▸ Data to examine

*-*-*

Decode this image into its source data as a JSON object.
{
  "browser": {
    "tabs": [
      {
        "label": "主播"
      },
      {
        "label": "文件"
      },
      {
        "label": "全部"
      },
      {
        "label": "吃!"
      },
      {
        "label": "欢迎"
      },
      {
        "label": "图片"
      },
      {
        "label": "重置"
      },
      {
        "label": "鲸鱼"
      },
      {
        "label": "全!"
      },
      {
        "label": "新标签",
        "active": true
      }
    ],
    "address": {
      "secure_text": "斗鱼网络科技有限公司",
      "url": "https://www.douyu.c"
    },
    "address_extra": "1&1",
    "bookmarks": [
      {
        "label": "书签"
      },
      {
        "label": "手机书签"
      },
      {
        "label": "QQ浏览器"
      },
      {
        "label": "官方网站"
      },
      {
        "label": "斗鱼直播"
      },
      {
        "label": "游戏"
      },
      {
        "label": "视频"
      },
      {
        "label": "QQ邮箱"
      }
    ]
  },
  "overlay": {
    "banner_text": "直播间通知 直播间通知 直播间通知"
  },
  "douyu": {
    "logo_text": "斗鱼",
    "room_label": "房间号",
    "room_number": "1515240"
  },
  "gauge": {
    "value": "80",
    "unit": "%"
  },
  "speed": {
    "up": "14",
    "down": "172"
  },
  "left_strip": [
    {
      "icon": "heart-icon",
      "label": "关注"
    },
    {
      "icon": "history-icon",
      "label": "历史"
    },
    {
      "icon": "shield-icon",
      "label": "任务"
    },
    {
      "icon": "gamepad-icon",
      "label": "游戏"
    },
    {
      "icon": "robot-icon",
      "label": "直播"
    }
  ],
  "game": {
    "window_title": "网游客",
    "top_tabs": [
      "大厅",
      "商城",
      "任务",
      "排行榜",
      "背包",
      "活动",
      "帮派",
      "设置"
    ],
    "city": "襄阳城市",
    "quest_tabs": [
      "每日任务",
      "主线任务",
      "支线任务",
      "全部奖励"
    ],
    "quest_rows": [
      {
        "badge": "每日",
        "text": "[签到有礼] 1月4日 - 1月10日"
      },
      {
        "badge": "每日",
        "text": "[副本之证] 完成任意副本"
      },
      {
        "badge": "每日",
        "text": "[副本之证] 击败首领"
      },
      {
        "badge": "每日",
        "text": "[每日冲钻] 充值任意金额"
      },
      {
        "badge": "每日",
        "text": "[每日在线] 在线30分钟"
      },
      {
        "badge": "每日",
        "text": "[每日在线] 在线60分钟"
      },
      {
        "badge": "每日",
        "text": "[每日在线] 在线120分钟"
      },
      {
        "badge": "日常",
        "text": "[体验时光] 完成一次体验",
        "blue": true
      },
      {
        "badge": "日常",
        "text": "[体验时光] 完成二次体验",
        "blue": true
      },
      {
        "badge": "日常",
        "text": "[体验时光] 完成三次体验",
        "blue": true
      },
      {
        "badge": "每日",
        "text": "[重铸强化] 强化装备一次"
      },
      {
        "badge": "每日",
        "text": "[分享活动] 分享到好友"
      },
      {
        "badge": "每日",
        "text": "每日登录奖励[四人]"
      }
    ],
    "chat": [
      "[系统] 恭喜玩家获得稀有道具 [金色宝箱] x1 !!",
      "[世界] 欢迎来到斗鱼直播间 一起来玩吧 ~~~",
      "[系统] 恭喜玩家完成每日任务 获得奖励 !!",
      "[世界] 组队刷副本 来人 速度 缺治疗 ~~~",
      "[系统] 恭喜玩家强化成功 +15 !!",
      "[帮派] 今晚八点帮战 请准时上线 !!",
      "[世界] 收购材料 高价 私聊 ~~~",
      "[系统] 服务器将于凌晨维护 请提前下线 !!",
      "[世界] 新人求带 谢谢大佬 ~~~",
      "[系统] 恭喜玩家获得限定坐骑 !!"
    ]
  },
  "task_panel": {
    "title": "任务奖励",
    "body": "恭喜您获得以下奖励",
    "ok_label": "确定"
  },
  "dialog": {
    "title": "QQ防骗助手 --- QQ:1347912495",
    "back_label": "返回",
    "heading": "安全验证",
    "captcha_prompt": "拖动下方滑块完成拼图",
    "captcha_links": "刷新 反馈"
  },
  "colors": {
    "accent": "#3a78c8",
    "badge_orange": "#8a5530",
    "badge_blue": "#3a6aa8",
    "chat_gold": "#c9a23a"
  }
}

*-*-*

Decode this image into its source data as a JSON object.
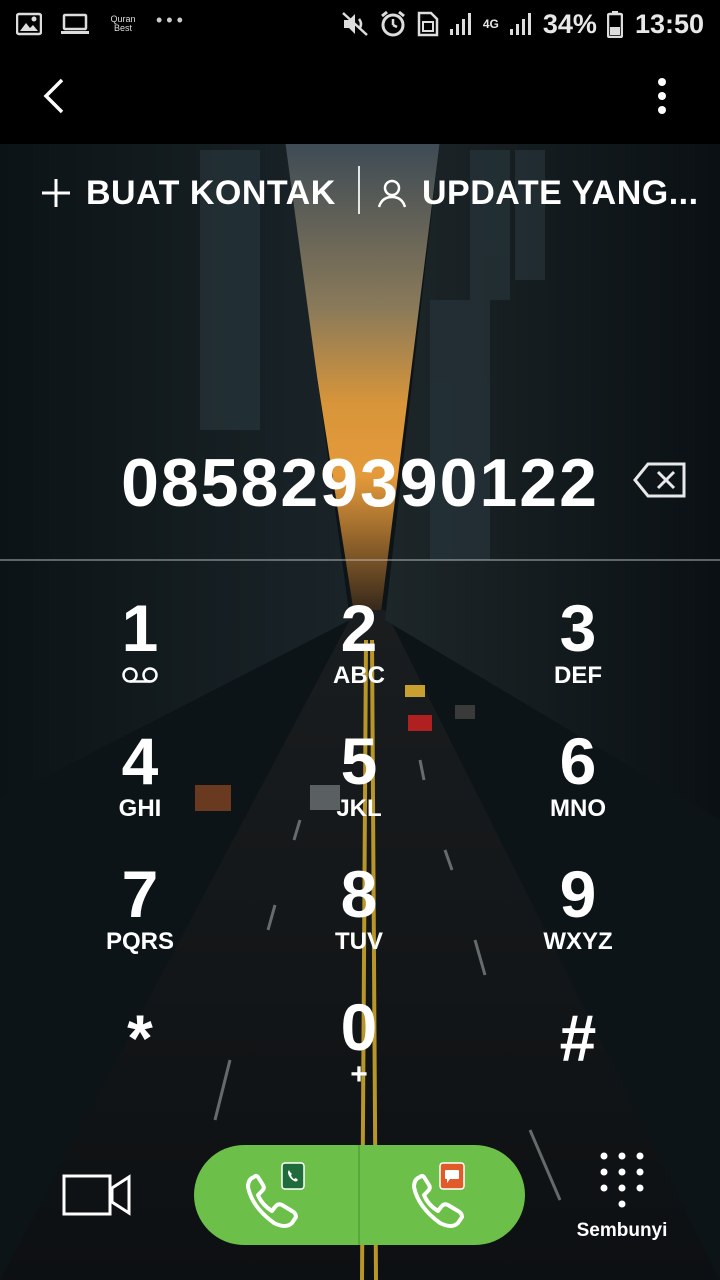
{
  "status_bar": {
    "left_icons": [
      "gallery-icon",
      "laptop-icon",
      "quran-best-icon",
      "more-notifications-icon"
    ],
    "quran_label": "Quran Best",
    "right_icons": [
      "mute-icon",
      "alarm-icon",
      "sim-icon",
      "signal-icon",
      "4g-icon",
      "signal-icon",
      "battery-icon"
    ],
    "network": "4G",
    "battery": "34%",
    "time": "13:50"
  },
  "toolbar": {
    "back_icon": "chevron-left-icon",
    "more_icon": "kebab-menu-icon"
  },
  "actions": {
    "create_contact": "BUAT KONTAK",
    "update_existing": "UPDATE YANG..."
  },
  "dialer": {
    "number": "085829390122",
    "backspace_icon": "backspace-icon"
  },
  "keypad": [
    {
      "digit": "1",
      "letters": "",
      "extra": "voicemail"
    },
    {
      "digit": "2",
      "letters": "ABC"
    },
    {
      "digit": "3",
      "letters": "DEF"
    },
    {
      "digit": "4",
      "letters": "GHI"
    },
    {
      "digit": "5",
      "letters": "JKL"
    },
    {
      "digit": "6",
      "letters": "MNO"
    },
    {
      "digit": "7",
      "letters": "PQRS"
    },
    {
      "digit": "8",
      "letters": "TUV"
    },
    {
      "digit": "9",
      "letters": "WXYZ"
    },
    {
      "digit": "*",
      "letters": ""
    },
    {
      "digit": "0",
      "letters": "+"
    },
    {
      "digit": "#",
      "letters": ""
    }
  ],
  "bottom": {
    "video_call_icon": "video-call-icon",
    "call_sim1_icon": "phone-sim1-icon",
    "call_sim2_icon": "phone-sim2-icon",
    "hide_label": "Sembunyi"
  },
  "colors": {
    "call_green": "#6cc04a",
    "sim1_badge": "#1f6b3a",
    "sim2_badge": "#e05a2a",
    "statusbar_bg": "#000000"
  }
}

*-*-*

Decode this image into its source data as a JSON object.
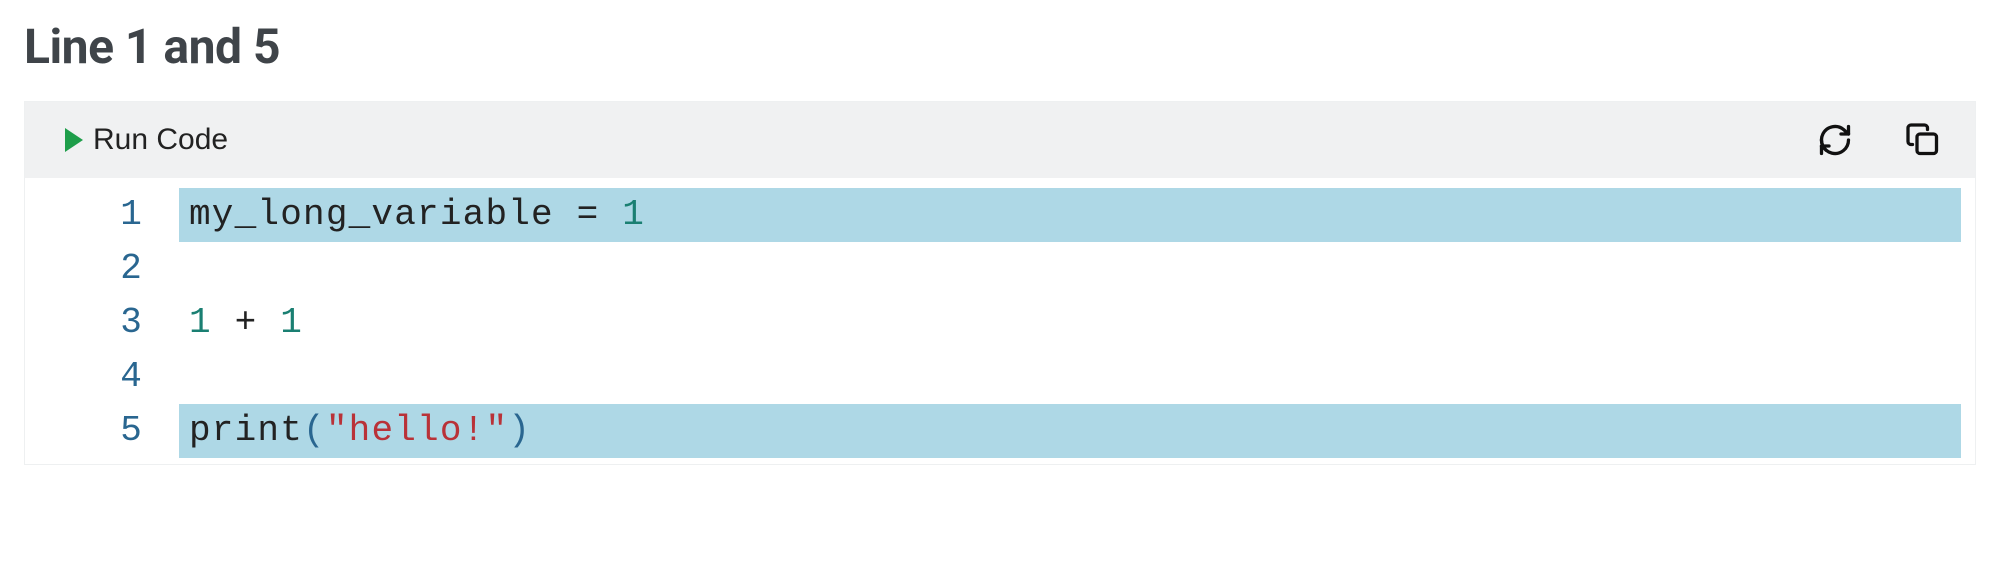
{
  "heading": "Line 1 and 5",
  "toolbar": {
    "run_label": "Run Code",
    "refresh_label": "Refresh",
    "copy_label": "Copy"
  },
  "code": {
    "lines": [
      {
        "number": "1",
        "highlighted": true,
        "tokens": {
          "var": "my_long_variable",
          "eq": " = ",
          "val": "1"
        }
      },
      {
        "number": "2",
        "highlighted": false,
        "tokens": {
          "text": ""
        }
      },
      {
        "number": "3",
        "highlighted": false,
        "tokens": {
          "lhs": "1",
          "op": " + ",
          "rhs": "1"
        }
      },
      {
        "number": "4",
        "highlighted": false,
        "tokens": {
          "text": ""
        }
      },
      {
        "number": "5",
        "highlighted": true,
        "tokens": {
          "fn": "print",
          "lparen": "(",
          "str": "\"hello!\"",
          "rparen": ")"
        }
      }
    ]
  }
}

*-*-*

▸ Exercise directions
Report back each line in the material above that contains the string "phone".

▸ Response box
    "call_sim1_icon": "phone-sim1-icon",
    "call_sim2_icon": "phone-sim2-icon",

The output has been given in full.